> [ACTIVITY]:
Locate each line of the material that contains "Created", then return it.
▶
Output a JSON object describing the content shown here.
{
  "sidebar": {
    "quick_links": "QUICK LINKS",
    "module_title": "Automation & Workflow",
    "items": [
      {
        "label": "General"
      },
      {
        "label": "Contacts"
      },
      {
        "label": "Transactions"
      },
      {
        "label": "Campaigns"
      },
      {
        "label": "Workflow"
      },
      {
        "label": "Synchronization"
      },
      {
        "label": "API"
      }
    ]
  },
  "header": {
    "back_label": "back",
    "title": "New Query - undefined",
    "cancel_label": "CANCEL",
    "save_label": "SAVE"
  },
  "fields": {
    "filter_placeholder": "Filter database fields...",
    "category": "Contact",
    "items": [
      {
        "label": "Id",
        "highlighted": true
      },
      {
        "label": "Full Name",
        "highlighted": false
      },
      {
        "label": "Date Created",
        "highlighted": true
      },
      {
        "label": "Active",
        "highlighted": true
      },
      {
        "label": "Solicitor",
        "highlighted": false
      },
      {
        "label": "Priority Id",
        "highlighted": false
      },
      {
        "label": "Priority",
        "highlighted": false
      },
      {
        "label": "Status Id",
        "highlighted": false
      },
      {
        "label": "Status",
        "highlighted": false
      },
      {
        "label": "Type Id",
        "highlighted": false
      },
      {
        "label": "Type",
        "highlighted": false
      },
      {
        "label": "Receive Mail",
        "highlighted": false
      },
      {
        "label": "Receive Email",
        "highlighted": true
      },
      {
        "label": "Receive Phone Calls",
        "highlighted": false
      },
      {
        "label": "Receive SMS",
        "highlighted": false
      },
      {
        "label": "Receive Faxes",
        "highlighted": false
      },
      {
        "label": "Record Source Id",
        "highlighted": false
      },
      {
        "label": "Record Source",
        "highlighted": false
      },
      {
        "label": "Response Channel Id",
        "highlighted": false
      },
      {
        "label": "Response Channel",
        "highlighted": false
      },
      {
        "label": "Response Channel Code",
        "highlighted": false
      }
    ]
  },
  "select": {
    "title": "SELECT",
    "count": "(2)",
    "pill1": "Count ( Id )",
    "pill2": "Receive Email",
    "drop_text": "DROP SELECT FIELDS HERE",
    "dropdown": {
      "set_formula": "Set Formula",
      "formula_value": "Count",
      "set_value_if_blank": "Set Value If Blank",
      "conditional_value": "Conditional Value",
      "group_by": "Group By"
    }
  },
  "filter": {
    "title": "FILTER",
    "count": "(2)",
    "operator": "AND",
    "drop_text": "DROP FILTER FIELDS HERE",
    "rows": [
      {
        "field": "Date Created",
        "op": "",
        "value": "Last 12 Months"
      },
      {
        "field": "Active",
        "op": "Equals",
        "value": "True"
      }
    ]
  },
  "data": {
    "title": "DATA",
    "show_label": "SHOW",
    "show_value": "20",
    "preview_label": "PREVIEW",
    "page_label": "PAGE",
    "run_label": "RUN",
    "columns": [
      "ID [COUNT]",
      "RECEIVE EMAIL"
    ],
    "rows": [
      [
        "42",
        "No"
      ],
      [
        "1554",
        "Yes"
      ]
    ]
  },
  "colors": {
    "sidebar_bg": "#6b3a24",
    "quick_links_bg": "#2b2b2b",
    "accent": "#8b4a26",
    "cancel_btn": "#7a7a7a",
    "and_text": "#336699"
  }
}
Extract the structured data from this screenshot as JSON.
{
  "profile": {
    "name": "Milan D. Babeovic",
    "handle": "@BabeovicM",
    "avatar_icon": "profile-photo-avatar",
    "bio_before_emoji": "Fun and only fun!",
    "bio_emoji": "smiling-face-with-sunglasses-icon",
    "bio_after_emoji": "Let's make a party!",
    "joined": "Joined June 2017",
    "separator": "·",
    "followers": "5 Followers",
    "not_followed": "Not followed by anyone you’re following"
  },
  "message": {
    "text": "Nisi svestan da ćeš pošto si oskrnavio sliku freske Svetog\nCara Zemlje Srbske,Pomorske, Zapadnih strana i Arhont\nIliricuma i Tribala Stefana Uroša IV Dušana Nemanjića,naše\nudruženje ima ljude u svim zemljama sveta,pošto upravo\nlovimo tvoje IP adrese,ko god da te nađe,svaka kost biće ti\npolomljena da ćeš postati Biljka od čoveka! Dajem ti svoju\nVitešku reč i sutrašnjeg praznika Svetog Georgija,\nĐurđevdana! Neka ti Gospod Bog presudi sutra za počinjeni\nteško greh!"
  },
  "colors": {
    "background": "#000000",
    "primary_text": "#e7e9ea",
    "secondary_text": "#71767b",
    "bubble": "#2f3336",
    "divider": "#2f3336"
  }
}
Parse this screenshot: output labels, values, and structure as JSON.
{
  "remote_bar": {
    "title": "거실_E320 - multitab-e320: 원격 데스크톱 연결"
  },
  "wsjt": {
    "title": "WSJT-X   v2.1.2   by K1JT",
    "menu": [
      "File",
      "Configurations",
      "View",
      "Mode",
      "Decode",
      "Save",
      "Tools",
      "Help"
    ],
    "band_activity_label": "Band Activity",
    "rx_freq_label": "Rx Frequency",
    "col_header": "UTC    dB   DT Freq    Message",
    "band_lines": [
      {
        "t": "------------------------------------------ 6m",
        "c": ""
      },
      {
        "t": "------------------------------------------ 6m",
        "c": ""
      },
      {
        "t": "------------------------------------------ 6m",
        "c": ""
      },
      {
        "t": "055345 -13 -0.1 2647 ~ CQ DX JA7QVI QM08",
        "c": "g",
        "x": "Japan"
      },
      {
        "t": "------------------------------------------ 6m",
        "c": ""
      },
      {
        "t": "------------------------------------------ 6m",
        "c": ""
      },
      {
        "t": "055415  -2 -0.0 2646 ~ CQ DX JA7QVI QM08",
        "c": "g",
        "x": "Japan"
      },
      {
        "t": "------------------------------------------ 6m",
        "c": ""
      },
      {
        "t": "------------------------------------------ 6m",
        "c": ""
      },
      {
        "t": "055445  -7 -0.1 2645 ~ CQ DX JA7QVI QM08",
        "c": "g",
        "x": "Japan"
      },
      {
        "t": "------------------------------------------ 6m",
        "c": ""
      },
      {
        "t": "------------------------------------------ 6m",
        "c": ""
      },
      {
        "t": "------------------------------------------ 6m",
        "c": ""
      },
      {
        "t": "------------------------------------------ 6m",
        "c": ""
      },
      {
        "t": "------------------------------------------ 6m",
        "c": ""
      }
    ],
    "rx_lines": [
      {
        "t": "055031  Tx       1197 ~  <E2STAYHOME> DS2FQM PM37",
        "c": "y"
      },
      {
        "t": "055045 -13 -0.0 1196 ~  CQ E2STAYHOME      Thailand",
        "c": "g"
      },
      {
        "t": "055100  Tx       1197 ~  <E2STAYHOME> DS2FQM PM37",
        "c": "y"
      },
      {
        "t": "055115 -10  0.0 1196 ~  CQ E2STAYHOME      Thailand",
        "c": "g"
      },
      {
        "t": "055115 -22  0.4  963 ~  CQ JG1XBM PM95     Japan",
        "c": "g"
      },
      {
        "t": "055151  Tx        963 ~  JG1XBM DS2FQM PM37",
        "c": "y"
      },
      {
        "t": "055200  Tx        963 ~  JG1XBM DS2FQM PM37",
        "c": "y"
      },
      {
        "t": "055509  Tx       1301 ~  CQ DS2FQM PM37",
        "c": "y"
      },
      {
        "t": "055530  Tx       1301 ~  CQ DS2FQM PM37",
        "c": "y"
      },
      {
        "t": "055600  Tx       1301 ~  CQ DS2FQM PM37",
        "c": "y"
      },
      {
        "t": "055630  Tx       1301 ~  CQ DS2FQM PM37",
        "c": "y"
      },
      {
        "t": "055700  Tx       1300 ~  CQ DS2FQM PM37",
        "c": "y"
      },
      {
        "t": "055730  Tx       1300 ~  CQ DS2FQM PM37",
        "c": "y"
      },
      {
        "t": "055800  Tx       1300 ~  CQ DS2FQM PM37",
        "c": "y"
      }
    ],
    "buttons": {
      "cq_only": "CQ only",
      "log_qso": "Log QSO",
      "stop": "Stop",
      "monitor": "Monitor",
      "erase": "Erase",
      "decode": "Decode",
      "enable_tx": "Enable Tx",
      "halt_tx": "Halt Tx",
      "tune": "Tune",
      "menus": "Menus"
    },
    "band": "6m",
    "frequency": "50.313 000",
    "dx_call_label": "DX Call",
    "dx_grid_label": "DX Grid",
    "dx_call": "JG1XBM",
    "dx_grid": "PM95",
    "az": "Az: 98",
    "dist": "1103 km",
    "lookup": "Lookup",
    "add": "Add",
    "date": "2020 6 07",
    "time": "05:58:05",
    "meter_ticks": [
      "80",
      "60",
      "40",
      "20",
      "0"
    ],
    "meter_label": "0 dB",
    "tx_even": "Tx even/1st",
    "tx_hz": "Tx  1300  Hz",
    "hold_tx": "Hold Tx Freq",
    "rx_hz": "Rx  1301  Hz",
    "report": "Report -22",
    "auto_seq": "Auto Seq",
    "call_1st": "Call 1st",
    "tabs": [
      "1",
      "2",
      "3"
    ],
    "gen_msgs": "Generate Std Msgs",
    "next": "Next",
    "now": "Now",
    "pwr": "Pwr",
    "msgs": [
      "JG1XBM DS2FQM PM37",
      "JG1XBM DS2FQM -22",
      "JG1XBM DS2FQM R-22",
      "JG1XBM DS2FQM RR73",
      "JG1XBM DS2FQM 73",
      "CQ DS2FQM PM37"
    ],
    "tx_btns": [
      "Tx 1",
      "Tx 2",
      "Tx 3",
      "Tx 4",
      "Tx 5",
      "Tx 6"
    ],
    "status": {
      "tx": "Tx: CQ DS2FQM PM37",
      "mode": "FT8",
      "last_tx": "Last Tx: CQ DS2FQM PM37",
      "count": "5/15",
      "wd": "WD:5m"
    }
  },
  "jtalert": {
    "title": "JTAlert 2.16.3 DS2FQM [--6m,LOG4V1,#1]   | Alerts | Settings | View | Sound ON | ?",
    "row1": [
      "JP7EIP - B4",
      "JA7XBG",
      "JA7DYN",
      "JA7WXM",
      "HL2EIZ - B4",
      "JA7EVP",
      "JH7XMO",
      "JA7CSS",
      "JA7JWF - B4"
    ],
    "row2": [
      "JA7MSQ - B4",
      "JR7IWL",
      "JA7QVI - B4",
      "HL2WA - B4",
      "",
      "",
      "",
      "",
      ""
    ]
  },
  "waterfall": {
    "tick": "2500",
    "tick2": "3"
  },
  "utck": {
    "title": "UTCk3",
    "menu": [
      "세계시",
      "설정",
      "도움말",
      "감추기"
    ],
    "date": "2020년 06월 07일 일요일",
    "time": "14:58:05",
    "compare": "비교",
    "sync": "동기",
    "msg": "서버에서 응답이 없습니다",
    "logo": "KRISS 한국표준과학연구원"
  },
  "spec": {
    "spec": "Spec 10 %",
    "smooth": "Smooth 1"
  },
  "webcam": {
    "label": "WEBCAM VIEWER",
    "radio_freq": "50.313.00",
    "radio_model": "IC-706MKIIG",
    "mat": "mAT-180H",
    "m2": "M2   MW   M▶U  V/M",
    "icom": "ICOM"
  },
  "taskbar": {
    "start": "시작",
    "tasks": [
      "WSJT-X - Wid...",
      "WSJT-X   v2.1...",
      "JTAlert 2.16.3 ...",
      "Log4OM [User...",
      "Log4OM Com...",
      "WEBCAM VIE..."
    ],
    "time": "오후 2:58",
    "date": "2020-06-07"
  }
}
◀
> [THE COMPLETED TASK]:
        "label": "Date Created",
        "field": "Date Created",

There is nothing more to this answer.